[What the exercise asks]: Where in the listing does the word "Wizard" appear? Report each line that holds it.
(Extracted entries Opens)
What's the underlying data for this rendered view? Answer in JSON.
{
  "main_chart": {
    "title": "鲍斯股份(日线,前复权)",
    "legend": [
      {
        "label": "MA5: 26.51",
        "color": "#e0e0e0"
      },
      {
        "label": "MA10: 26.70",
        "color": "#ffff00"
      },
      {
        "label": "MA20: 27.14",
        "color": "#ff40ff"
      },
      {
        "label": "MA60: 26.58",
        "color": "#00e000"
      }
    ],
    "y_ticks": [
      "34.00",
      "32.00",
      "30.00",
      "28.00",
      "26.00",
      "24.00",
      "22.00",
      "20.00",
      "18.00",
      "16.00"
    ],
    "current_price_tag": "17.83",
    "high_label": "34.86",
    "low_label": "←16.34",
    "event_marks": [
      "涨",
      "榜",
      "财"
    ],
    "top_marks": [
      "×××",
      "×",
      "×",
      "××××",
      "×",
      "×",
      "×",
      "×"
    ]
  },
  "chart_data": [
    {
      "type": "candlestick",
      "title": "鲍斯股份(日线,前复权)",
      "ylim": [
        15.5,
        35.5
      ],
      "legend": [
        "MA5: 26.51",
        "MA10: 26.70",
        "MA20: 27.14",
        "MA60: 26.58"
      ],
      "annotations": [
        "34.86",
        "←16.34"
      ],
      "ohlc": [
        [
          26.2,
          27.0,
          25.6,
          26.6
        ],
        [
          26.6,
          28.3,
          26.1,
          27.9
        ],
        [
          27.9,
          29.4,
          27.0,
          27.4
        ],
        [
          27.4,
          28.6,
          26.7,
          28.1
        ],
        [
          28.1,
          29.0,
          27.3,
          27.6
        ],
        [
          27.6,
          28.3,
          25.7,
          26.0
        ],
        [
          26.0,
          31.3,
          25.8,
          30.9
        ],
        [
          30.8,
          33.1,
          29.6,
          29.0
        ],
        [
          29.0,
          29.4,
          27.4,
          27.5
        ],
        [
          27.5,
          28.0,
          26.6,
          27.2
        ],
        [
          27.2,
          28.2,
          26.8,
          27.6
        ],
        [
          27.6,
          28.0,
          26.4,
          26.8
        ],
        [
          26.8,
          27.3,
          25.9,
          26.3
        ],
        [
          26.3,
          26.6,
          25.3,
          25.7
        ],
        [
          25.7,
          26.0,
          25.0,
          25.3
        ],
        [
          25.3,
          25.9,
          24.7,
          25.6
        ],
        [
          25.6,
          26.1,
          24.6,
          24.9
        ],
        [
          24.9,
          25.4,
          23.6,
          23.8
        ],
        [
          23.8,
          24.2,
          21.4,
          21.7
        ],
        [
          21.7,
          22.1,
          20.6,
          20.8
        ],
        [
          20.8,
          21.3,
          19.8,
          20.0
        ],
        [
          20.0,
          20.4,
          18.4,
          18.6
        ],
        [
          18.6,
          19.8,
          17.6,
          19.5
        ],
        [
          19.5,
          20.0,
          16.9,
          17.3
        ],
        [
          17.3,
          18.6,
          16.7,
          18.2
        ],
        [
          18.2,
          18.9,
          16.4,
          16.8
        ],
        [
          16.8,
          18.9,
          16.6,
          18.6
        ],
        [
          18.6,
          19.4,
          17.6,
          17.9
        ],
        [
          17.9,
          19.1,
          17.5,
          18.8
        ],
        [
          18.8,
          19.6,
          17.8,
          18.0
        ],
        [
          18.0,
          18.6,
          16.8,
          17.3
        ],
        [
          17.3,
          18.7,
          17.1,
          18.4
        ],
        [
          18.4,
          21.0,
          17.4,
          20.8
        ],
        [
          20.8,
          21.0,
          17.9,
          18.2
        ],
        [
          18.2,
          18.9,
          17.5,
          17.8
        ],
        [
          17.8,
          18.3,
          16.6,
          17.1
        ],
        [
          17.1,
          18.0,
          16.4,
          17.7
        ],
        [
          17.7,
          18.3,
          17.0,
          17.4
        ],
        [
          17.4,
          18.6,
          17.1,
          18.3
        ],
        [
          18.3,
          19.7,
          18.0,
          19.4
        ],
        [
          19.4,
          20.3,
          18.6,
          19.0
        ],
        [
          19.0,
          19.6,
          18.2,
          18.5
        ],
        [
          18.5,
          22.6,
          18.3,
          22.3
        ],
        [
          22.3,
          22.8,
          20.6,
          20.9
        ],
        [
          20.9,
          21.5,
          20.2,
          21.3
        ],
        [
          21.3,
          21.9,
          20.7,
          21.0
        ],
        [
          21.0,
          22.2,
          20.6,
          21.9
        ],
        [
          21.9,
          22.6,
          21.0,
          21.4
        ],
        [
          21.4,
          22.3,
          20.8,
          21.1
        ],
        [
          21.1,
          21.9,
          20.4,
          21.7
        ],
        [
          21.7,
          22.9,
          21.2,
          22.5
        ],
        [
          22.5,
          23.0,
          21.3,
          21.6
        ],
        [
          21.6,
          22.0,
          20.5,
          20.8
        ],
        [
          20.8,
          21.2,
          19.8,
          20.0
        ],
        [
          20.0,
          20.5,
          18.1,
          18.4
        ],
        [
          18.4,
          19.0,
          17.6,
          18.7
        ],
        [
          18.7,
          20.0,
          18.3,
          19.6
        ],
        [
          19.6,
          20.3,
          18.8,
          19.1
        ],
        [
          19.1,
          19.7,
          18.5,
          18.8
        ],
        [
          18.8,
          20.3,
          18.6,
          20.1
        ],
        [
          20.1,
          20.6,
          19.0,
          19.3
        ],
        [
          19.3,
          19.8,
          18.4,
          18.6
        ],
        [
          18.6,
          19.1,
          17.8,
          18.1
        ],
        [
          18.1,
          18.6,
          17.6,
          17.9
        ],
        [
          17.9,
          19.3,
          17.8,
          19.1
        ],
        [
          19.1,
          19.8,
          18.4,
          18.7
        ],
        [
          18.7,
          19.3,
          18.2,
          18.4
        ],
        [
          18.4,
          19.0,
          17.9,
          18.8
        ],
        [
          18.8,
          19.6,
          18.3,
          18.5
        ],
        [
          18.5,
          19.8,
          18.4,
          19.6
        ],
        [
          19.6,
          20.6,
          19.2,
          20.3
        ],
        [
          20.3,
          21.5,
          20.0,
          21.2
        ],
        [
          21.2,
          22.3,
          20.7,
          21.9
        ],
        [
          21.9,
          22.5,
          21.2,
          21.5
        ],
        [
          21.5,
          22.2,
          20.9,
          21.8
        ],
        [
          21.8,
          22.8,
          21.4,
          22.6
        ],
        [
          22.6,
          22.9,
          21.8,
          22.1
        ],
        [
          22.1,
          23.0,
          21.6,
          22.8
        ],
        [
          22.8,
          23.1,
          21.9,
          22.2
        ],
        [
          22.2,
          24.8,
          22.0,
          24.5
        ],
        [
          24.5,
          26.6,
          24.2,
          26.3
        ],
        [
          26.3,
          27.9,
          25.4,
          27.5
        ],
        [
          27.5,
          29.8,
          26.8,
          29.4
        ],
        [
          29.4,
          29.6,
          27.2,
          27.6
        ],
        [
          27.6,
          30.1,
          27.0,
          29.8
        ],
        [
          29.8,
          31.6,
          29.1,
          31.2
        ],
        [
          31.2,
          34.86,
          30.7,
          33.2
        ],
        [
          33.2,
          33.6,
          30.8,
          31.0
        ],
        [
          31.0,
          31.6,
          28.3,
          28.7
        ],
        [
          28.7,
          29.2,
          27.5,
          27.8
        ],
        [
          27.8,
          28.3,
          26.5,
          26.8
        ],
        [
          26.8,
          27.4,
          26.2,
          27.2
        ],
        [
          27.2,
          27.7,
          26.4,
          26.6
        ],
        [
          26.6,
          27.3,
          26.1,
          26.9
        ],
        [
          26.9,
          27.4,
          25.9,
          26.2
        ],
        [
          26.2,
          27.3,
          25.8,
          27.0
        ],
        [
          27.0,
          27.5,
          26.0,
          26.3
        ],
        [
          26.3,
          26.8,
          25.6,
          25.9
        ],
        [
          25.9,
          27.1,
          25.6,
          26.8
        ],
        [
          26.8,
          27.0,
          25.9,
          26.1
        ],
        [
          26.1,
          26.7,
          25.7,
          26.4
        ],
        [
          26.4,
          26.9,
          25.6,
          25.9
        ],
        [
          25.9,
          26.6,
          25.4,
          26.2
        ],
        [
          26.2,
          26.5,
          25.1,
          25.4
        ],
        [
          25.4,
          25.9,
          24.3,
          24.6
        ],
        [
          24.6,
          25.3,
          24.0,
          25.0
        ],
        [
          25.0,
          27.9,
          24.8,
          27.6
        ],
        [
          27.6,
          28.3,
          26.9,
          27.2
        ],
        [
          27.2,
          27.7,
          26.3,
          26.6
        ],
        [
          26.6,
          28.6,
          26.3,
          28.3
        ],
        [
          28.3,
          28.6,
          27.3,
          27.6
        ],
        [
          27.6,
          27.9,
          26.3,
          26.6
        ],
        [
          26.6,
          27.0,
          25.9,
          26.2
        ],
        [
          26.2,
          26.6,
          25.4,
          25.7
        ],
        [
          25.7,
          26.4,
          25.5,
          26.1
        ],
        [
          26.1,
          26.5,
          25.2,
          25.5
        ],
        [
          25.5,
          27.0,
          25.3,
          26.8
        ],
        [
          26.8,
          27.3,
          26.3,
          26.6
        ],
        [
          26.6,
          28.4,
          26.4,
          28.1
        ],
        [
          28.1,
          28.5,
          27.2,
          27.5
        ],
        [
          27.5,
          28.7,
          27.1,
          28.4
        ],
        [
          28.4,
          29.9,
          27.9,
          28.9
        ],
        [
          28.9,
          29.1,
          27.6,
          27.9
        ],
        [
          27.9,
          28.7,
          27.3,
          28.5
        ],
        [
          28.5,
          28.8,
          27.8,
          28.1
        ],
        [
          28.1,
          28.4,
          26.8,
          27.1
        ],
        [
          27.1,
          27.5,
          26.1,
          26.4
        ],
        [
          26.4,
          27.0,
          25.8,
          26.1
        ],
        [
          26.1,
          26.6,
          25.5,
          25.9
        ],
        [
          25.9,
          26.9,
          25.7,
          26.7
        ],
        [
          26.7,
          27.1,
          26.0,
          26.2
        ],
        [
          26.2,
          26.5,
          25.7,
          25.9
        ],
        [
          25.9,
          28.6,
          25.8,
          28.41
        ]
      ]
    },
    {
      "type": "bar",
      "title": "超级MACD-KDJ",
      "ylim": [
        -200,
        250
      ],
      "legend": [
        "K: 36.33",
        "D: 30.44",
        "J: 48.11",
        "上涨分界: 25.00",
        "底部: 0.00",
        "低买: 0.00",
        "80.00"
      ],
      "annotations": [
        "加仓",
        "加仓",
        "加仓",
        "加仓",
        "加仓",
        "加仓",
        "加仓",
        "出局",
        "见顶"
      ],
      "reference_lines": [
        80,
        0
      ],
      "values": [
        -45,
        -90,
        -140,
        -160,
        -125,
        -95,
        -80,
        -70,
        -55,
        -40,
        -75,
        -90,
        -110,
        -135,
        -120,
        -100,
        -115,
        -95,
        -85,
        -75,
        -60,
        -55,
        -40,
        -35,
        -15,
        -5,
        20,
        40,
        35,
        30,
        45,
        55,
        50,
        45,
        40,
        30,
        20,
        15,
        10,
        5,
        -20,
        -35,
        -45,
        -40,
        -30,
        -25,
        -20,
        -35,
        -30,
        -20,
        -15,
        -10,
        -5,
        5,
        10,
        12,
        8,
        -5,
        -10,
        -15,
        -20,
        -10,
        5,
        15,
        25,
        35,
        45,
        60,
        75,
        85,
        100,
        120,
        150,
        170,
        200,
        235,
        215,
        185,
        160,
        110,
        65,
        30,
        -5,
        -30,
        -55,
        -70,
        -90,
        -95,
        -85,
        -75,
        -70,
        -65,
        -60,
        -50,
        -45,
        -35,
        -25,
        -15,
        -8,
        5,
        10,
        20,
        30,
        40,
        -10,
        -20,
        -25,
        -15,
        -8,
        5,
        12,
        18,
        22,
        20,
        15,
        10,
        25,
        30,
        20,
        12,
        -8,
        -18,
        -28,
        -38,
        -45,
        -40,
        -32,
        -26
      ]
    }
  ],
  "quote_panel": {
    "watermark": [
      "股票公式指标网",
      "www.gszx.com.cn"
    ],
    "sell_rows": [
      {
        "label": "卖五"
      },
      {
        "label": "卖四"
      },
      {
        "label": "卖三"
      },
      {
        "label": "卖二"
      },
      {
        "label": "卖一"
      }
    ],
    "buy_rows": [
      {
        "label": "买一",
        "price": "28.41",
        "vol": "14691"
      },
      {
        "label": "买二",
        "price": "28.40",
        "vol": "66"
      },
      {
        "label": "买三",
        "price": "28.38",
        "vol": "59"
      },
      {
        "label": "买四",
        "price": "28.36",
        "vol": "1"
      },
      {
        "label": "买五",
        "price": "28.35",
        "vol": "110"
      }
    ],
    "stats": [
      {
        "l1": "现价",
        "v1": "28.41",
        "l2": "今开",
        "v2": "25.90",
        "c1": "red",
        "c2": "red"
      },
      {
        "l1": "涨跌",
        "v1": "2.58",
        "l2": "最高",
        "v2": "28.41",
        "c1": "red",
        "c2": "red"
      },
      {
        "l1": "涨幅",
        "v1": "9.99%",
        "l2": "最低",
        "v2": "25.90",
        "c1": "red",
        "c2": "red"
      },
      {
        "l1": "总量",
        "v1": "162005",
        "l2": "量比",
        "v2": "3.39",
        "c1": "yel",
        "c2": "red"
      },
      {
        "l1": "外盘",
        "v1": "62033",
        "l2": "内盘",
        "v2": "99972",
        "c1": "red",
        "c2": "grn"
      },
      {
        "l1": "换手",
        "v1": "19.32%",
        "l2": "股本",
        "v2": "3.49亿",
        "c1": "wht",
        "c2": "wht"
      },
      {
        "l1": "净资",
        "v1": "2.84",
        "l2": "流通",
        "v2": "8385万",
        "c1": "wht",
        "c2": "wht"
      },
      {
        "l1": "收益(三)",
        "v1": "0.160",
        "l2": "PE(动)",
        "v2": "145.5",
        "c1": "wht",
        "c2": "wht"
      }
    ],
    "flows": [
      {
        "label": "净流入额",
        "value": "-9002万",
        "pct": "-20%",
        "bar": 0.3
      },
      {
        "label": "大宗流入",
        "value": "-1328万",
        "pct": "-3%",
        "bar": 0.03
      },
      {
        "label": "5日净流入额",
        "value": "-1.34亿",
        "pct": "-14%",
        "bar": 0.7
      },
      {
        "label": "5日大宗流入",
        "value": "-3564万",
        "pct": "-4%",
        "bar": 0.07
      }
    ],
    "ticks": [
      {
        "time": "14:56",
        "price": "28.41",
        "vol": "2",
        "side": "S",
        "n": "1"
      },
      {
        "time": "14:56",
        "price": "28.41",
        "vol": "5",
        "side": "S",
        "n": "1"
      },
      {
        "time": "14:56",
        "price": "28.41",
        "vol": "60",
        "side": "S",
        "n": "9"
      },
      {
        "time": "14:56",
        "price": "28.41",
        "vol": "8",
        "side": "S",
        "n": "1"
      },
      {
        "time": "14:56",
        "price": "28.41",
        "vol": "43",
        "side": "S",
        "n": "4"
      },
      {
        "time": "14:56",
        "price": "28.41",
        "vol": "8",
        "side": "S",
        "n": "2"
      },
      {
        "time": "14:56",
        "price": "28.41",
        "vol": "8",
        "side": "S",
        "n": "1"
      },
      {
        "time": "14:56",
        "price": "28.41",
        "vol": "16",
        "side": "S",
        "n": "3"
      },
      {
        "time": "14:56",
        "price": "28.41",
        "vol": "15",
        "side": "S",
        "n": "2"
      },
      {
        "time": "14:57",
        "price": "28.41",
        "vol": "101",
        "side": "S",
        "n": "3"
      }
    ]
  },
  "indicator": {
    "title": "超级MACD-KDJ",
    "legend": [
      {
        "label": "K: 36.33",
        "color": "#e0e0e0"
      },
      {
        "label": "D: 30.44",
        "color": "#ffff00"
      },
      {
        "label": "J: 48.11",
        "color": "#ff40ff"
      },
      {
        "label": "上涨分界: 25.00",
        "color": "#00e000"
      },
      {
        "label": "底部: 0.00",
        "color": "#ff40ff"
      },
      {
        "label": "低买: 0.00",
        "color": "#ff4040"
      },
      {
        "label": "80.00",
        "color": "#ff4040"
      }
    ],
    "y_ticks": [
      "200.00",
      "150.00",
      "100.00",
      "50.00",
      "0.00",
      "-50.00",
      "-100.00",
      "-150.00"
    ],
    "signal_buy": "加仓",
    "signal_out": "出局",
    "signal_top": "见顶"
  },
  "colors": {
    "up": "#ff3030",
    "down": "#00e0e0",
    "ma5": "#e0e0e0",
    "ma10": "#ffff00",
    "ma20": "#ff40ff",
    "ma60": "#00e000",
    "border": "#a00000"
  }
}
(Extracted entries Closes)
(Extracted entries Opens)
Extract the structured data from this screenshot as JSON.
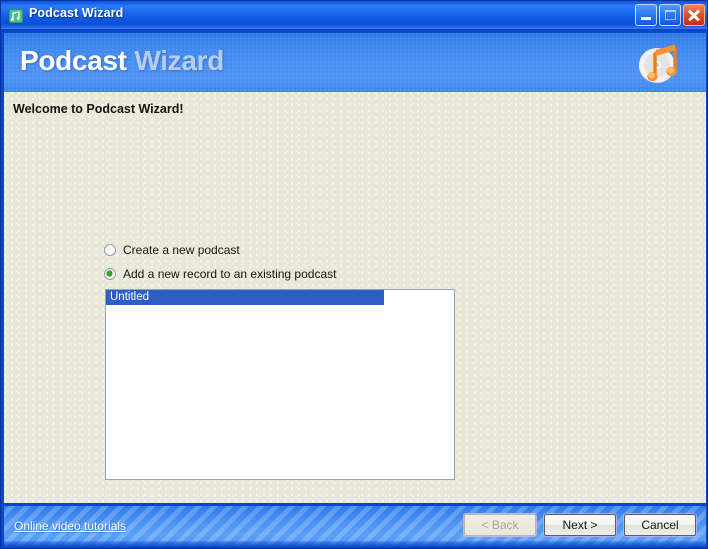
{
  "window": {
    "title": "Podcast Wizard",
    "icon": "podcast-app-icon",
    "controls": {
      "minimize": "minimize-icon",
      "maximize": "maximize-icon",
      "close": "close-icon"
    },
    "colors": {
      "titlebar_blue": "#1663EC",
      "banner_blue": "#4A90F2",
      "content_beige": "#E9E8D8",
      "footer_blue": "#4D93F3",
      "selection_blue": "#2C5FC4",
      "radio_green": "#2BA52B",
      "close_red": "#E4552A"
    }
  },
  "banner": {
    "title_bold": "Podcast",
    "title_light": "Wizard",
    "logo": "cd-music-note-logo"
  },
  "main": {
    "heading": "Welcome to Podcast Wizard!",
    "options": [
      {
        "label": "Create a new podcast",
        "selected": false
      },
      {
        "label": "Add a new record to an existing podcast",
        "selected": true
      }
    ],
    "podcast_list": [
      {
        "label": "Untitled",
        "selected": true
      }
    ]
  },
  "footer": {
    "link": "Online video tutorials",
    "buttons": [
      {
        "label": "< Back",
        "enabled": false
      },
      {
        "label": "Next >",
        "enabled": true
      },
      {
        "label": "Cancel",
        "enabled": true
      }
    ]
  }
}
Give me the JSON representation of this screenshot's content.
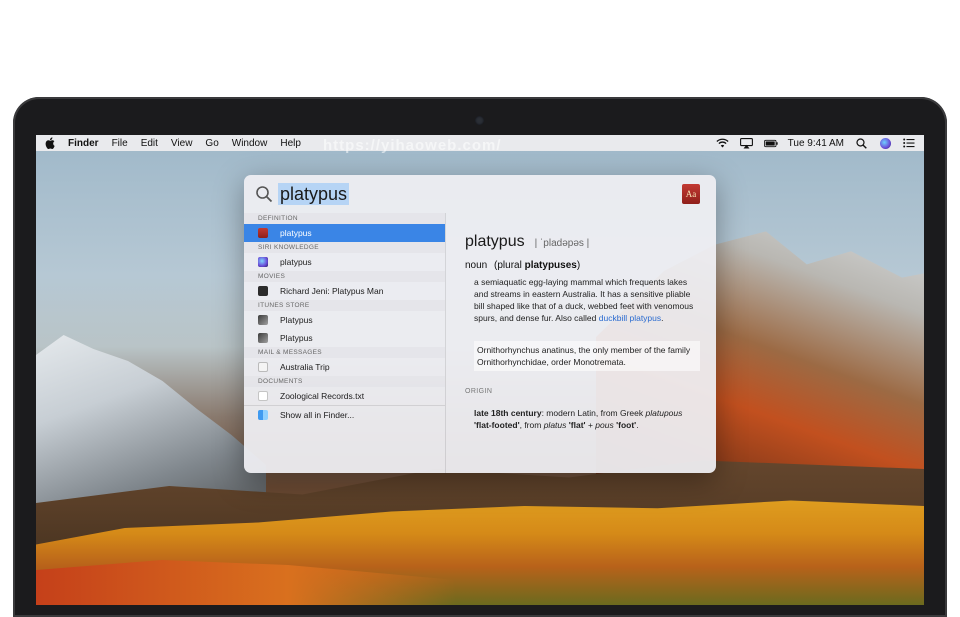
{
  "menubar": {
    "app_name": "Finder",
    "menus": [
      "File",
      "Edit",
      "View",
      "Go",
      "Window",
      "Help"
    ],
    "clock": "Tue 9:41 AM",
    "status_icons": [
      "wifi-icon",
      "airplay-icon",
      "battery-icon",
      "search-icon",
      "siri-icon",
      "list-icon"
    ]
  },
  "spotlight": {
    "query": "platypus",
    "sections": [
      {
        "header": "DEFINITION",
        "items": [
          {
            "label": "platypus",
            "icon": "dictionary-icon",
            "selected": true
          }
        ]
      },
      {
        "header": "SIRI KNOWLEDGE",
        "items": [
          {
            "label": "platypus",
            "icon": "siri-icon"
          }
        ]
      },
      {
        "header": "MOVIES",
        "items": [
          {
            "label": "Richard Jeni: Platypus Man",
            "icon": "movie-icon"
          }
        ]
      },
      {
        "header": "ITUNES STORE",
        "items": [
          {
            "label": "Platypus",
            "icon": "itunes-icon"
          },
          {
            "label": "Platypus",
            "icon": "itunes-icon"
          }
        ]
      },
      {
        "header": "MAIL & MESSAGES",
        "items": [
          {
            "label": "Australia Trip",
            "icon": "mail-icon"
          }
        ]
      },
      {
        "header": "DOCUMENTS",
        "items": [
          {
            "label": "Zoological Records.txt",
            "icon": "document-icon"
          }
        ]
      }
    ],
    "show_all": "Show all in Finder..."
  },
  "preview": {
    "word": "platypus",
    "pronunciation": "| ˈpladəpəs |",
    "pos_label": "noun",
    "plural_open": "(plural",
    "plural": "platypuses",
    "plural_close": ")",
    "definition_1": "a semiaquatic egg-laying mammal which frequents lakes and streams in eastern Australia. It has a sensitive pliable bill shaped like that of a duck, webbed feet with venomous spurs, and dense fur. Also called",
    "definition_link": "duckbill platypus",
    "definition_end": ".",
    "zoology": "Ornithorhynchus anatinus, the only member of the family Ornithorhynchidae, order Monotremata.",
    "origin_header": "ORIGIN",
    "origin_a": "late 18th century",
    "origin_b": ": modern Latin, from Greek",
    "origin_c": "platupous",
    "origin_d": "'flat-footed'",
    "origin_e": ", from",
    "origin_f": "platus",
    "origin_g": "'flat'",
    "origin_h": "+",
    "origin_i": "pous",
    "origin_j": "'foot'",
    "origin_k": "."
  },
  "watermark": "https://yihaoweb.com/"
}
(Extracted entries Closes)
[Task result]:
    "title": "Podcast Wizard",
    "title_light": "Wizard",
    "heading": "Welcome to Podcast Wizard!",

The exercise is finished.